**Material for this task**
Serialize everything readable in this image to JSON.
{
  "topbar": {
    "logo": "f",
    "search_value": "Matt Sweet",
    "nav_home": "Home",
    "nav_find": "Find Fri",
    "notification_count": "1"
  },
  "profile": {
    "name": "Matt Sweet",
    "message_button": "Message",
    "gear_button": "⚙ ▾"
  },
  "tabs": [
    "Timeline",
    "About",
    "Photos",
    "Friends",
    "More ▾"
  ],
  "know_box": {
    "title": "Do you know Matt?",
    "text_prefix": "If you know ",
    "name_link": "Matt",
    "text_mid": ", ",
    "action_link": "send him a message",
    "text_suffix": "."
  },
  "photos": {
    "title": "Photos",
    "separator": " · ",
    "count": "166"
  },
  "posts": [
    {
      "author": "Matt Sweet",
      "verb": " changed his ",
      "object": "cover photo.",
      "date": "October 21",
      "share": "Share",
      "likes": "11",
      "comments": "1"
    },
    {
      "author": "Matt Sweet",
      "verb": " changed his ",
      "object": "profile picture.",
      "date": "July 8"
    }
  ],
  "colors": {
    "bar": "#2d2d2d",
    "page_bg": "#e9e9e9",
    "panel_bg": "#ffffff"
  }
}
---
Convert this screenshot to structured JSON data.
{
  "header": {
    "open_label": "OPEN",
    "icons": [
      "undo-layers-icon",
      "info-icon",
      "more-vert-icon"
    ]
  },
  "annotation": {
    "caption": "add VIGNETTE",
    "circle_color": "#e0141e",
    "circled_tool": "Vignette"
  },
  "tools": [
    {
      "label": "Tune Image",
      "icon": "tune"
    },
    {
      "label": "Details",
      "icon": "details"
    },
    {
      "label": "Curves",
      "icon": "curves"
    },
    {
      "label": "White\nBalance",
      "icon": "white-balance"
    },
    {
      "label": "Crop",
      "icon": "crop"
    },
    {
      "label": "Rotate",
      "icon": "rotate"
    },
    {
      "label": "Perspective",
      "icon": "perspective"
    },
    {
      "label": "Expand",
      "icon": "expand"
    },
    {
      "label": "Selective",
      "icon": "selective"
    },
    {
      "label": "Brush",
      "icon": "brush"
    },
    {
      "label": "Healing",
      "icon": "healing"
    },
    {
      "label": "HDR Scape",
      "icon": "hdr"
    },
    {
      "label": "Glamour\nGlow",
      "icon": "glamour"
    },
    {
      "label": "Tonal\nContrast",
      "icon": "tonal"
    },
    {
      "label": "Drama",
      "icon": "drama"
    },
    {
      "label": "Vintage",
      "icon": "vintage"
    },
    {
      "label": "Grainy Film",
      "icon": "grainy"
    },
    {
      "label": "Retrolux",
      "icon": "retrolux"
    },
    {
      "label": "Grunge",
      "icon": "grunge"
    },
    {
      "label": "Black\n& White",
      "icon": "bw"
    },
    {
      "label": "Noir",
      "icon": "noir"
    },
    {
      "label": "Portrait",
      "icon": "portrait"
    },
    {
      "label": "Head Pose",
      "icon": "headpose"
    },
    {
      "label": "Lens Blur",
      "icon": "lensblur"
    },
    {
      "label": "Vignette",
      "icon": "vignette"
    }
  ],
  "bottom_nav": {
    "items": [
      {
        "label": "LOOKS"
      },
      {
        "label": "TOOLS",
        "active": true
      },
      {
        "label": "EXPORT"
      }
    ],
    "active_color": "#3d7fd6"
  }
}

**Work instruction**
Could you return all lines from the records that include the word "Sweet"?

**Answer to this problem**
    "search_value": "Matt Sweet",
    "name": "Matt Sweet",
      "author": "Matt Sweet",
      "author": "Matt Sweet",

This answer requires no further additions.